----- Material provided -----

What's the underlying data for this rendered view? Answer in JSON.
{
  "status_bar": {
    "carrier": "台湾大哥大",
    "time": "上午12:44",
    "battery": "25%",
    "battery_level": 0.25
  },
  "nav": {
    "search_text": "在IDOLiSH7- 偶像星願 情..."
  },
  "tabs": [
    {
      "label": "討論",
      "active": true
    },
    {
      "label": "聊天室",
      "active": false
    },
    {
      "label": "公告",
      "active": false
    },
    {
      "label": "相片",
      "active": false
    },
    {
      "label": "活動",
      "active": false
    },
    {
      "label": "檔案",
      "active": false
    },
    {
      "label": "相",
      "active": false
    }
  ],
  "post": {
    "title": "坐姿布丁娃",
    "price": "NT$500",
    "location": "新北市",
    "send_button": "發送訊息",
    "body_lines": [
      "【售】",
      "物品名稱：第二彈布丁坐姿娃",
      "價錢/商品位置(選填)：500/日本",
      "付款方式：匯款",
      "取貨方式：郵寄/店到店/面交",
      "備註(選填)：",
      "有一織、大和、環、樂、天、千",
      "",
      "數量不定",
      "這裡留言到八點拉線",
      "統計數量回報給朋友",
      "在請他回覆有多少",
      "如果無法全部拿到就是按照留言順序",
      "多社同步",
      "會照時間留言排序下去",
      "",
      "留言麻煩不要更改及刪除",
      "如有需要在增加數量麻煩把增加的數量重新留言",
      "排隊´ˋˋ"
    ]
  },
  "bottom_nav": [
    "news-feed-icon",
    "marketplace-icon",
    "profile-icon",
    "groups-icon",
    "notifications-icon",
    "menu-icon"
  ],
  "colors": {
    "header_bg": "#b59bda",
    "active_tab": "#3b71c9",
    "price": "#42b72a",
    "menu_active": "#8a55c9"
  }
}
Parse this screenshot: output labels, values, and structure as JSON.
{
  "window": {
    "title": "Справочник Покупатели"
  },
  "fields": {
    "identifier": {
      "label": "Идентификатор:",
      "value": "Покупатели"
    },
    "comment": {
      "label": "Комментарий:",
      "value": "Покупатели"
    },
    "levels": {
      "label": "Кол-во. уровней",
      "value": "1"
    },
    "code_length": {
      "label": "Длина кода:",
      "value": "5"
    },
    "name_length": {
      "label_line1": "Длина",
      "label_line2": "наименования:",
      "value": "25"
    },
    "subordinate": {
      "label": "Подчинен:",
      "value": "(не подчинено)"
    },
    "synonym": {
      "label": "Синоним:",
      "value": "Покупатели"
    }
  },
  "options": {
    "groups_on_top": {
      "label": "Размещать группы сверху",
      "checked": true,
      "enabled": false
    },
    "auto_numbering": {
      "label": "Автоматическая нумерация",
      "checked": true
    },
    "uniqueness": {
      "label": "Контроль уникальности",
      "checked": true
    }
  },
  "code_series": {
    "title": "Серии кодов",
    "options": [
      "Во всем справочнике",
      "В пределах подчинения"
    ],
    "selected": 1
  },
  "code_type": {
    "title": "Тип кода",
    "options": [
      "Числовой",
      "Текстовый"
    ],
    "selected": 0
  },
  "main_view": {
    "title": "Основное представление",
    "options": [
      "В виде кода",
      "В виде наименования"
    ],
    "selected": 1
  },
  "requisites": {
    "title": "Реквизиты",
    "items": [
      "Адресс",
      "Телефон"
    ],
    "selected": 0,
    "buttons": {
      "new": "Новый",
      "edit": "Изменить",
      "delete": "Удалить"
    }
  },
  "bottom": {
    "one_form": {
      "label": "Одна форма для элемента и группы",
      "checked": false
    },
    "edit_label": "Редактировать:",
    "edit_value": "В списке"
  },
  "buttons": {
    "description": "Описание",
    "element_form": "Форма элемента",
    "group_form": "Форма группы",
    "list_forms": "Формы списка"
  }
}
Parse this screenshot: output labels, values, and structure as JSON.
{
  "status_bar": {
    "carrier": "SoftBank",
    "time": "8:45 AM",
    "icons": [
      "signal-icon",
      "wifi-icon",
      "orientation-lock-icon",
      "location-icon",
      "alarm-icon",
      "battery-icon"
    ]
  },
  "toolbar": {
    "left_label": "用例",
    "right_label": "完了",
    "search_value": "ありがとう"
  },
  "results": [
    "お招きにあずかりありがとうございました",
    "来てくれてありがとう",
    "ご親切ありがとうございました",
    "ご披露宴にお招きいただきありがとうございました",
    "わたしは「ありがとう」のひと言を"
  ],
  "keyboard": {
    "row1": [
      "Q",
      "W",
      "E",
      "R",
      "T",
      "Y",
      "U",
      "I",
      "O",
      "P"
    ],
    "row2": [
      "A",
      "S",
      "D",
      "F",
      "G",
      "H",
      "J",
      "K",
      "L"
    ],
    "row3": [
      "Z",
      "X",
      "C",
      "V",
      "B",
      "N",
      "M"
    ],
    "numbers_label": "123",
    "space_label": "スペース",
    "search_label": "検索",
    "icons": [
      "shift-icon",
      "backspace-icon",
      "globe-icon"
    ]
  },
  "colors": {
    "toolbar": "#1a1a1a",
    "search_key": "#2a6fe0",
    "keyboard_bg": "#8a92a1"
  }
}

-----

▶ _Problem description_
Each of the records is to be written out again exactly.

▶ _Result_
What's the underlying data for this rendered view? Answer in JSON.
{
  "status_bar": {
    "carrier": "台湾大哥大",
    "time": "上午12:44",
    "battery": "25%",
    "battery_level": 0.25
  },
  "nav": {
    "search_text": "在IDOLiSH7- 偶像星願 情..."
  },
  "tabs": [
    {
      "label": "討論",
      "active": true
    },
    {
      "label": "聊天室",
      "active": false
    },
    {
      "label": "公告",
      "active": false
    },
    {
      "label": "相片",
      "active": false
    },
    {
      "label": "活動",
      "active": false
    },
    {
      "label": "檔案",
      "active": false
    },
    {
      "label": "相",
      "active": false
    }
  ],
  "post": {
    "title": "坐姿布丁娃",
    "price": "NT$500",
    "location": "新北市",
    "send_button": "發送訊息",
    "body_lines": [
      "【售】",
      "物品名稱：第二彈布丁坐姿娃",
      "價錢/商品位置(選填)：500/日本",
      "付款方式：匯款",
      "取貨方式：郵寄/店到店/面交",
      "備註(選填)：",
      "有一織、大和、環、樂、天、千",
      "",
      "數量不定",
      "這裡留言到八點拉線",
      "統計數量回報給朋友",
      "在請他回覆有多少",
      "如果無法全部拿到就是按照留言順序",
      "多社同步",
      "會照時間留言排序下去",
      "",
      "留言麻煩不要更改及刪除",
      "如有需要在增加數量麻煩把增加的數量重新留言",
      "排隊´ˋˋ"
    ]
  },
  "bottom_nav": [
    "news-feed-icon",
    "marketplace-icon",
    "profile-icon",
    "groups-icon",
    "notifications-icon",
    "menu-icon"
  ],
  "colors": {
    "header_bg": "#b59bda",
    "active_tab": "#3b71c9",
    "price": "#42b72a",
    "menu_active": "#8a55c9"
  }
}
Parse this screenshot: output labels, values, and structure as JSON.
{
  "window": {
    "title": "Справочник Покупатели"
  },
  "fields": {
    "identifier": {
      "label": "Идентификатор:",
      "value": "Покупатели"
    },
    "comment": {
      "label": "Комментарий:",
      "value": "Покупатели"
    },
    "levels": {
      "label": "Кол-во. уровней",
      "value": "1"
    },
    "code_length": {
      "label": "Длина кода:",
      "value": "5"
    },
    "name_length": {
      "label_line1": "Длина",
      "label_line2": "наименования:",
      "value": "25"
    },
    "subordinate": {
      "label": "Подчинен:",
      "value": "(не подчинено)"
    },
    "synonym": {
      "label": "Синоним:",
      "value": "Покупатели"
    }
  },
  "options": {
    "groups_on_top": {
      "label": "Размещать группы сверху",
      "checked": true,
      "enabled": false
    },
    "auto_numbering": {
      "label": "Автоматическая нумерация",
      "checked": true
    },
    "uniqueness": {
      "label": "Контроль уникальности",
      "checked": true
    }
  },
  "code_series": {
    "title": "Серии кодов",
    "options": [
      "Во всем справочнике",
      "В пределах подчинения"
    ],
    "selected": 1
  },
  "code_type": {
    "title": "Тип кода",
    "options": [
      "Числовой",
      "Текстовый"
    ],
    "selected": 0
  },
  "main_view": {
    "title": "Основное представление",
    "options": [
      "В виде кода",
      "В виде наименования"
    ],
    "selected": 1
  },
  "requisites": {
    "title": "Реквизиты",
    "items": [
      "Адресс",
      "Телефон"
    ],
    "selected": 0,
    "buttons": {
      "new": "Новый",
      "edit": "Изменить",
      "delete": "Удалить"
    }
  },
  "bottom": {
    "one_form": {
      "label": "Одна форма для элемента и группы",
      "checked": false
    },
    "edit_label": "Редактировать:",
    "edit_value": "В списке"
  },
  "buttons": {
    "description": "Описание",
    "element_form": "Форма элемента",
    "group_form": "Форма группы",
    "list_forms": "Формы списка"
  }
}
Parse this screenshot: output labels, values, and structure as JSON.
{
  "status_bar": {
    "carrier": "SoftBank",
    "time": "8:45 AM",
    "icons": [
      "signal-icon",
      "wifi-icon",
      "orientation-lock-icon",
      "location-icon",
      "alarm-icon",
      "battery-icon"
    ]
  },
  "toolbar": {
    "left_label": "用例",
    "right_label": "完了",
    "search_value": "ありがとう"
  },
  "results": [
    "お招きにあずかりありがとうございました",
    "来てくれてありがとう",
    "ご親切ありがとうございました",
    "ご披露宴にお招きいただきありがとうございました",
    "わたしは「ありがとう」のひと言を"
  ],
  "keyboard": {
    "row1": [
      "Q",
      "W",
      "E",
      "R",
      "T",
      "Y",
      "U",
      "I",
      "O",
      "P"
    ],
    "row2": [
      "A",
      "S",
      "D",
      "F",
      "G",
      "H",
      "J",
      "K",
      "L"
    ],
    "row3": [
      "Z",
      "X",
      "C",
      "V",
      "B",
      "N",
      "M"
    ],
    "numbers_label": "123",
    "space_label": "スペース",
    "search_label": "検索",
    "icons": [
      "shift-icon",
      "backspace-icon",
      "globe-icon"
    ]
  },
  "colors": {
    "toolbar": "#1a1a1a",
    "search_key": "#2a6fe0",
    "keyboard_bg": "#8a92a1"
  }
}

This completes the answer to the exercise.